TASK STATEMENT ▸ Every line that contains "file" must be located and copied from the data.

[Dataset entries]
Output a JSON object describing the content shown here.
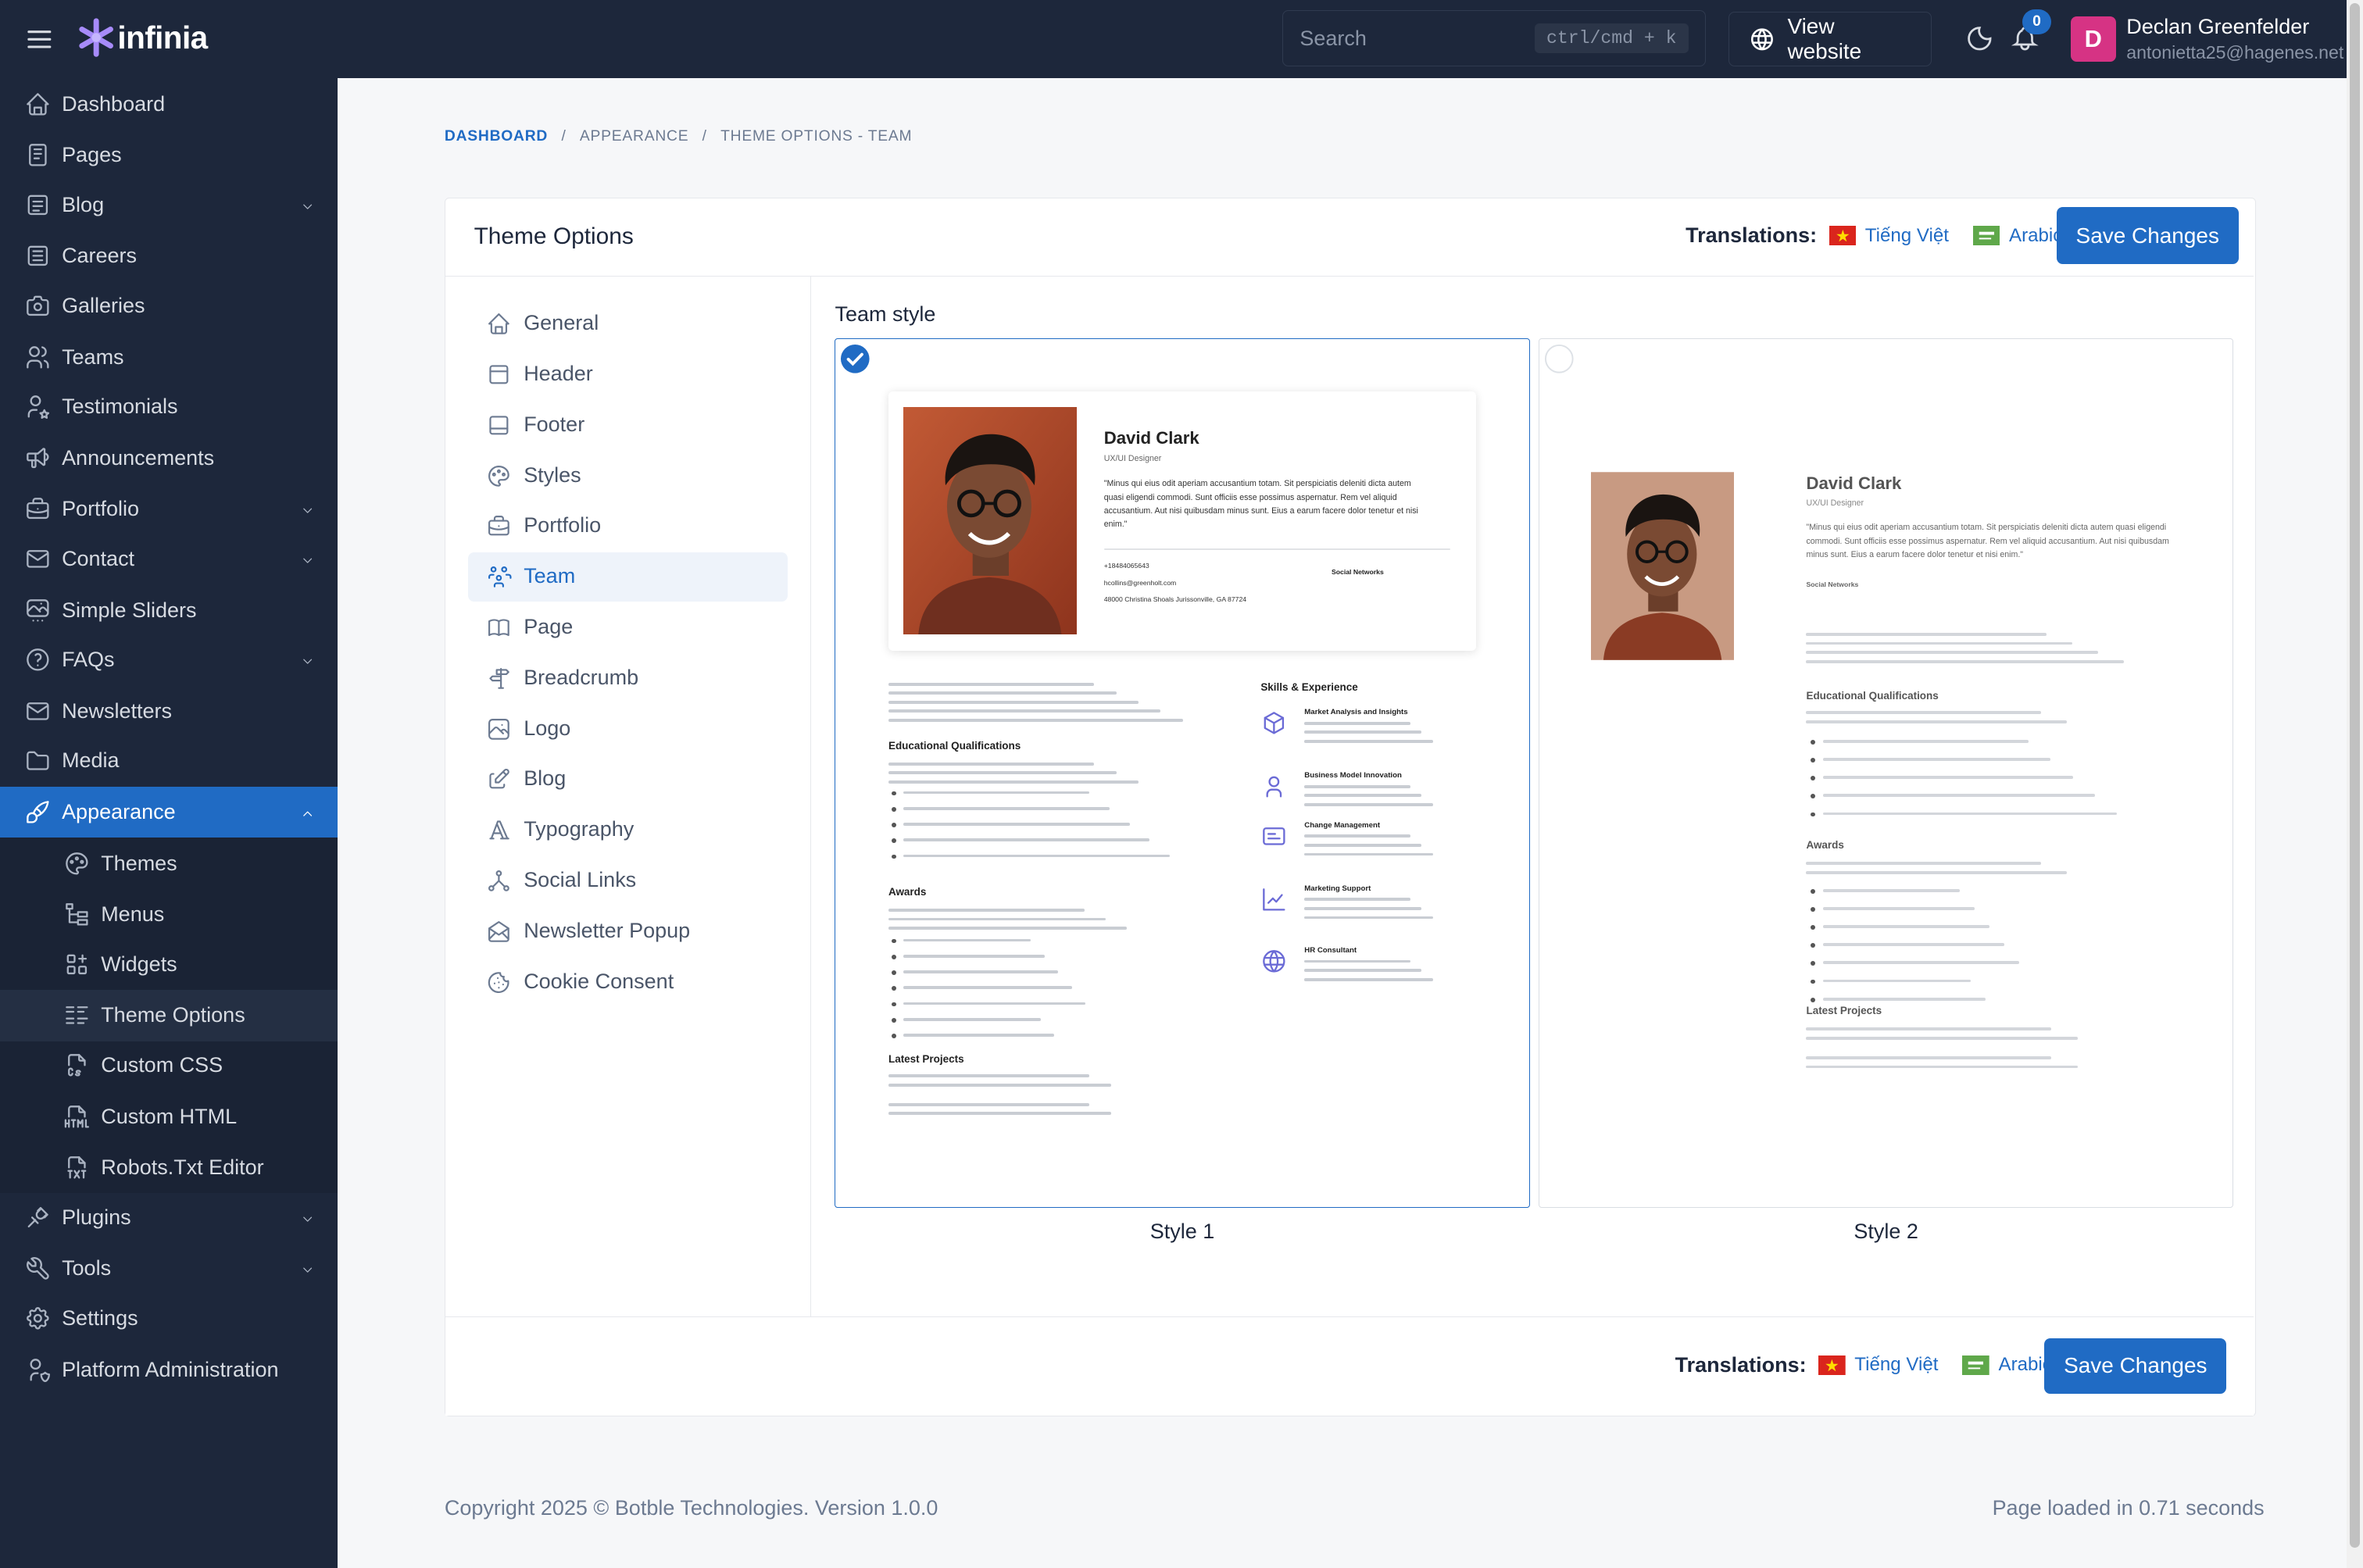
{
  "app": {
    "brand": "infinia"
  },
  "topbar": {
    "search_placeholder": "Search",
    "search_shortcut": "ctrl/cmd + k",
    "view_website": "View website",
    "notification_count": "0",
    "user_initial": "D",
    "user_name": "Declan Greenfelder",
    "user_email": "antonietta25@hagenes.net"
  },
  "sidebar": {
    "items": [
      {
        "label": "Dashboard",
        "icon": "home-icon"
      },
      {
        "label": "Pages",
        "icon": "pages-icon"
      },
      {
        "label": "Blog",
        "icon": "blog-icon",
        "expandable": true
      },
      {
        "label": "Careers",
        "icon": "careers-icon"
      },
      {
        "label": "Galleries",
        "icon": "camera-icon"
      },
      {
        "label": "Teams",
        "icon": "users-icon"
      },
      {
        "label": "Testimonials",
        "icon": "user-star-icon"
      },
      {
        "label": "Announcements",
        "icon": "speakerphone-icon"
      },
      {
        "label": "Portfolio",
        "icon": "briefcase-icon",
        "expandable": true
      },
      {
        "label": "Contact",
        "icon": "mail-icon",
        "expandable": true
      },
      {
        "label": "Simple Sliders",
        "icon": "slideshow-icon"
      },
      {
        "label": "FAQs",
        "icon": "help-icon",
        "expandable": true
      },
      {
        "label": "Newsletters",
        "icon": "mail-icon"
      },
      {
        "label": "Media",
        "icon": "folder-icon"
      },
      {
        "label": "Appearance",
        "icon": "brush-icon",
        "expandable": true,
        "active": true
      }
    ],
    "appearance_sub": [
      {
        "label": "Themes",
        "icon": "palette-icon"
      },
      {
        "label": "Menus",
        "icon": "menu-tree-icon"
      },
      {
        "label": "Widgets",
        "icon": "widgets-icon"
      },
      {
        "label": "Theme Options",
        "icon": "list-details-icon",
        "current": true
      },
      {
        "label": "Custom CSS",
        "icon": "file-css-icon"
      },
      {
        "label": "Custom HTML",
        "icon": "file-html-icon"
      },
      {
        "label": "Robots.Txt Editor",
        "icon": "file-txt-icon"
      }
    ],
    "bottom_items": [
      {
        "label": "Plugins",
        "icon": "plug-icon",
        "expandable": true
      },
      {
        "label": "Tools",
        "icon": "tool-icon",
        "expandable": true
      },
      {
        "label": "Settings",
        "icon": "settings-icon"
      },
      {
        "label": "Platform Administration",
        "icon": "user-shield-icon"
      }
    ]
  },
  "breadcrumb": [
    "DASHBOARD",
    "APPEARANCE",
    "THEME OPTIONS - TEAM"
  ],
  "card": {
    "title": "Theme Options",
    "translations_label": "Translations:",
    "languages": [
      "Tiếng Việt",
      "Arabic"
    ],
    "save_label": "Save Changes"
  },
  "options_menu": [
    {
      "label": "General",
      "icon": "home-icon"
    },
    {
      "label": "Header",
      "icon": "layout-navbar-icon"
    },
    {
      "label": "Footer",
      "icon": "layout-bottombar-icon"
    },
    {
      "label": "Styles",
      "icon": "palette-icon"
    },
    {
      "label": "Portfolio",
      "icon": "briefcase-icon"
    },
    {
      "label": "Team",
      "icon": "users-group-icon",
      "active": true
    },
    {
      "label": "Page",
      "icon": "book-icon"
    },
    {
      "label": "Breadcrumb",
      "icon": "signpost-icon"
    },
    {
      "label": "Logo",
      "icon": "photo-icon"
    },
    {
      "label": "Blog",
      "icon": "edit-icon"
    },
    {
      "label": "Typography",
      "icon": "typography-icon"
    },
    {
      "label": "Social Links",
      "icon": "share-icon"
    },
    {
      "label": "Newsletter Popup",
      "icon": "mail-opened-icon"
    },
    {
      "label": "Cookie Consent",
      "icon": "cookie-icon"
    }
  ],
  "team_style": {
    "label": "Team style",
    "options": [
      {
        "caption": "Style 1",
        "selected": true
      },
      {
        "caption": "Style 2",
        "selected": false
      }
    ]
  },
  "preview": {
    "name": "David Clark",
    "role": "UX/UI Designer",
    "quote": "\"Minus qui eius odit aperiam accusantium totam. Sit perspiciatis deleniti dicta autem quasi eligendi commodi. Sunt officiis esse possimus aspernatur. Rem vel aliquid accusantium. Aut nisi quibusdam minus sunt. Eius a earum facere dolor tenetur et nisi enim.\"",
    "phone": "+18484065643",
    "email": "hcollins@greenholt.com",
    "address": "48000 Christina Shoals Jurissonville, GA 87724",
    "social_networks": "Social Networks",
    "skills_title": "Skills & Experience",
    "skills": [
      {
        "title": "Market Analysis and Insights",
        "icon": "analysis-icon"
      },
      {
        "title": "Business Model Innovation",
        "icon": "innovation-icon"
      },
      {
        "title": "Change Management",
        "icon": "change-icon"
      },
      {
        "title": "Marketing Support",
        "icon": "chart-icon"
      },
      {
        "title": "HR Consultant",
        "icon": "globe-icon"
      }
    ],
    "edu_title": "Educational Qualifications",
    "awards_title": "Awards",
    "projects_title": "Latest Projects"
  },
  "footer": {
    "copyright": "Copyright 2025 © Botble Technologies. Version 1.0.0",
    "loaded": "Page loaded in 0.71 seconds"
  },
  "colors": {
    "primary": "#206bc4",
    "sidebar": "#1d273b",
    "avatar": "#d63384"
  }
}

EXERCISE RESULT ▸
        "icon": "file-css-icon"
        "icon": "file-html-icon"
        "icon": "file-txt-icon"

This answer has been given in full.